function (e.g. be a delegate).
We mostly get away with optional parens on function calls in generic code,
because it's pretty rare that we write code that's expecting a function and
is given a delegate, except in the cases (like predicates) where we clearly
expect any kind of callable, and we have to use template wrappers (e.g.
std.functional.binary) in those cases in order to make them all act the same
and not care about what exactly we're getting.
For symbols that are supposed to act like fields, they can't be called with
parens in generic code, or they won't work generically, and unlike with
symbols that are supposed to act like functions, it's _very_ common to get a
mix of variables and functions for the same symbol across different types.
So, generic code that uses parens on what is supposed to be a field will
work with a function but fail miserably if the type it's given implemented
that symbol as a variable. And that's common enough that generic code needs
to get it right, whereas it can mostly get away with it with symbols that
represent functions simply due to the fact that they're pretty much always
implemented as functions.
I don't think that there's any question that generic code would be better
off if we didn't have optional parens and if functions which used the
property syntax weren't allowed to be called with parens. And D programs
typically have a lot of generic code.
The problem is that when folks are writing code that uses generic functions
(rather than necessarily being inside of generic functions), they like to
leave off the parens and think that it's ugly to be required to have them.
So, we don't have full property enforcement and will never get it. But that
same laxity inside of generic code easily leads to compilation failures when
properties are used simply because a function will work with parens (be it
an @property function or not) whereas variables won't.
Hands down, I think that we'd be better off with strict property enhancement
due to all of the generic code that we deal with, but that water is long
since under the brigde.
Instead, we're forever going to be forced to be even more thorough with unit
testing in order to make sure that templated functions don't use parens on
symbols that are supposed to be properties/fields and to make sure that it
does use parens on something that is supposed to be a function.
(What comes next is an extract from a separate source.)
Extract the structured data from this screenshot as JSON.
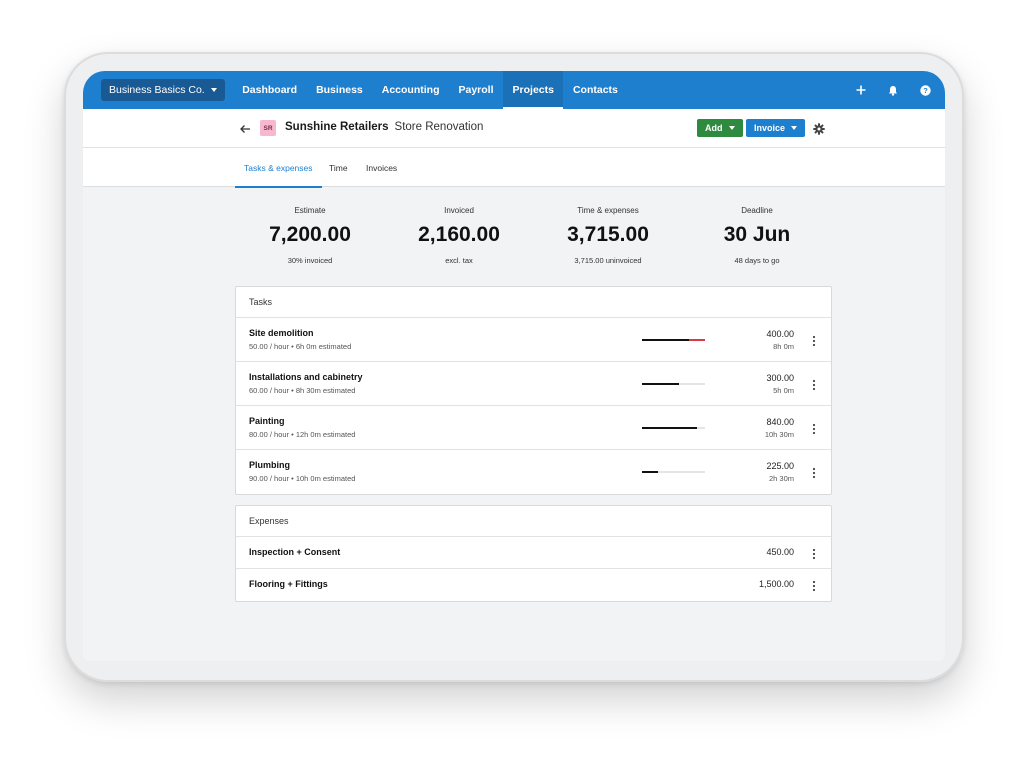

Since, any
time we don't do that, we risk making mistakes and writing generic code that
doesn't work with all of the types that it's supposed to work with.
The only question at this point is whether we can at least get partial
property enforcement out of @property and reduce the number of bugs in
generic code or whether @property is pretty much just going to be tossed
- Jonathan M Davis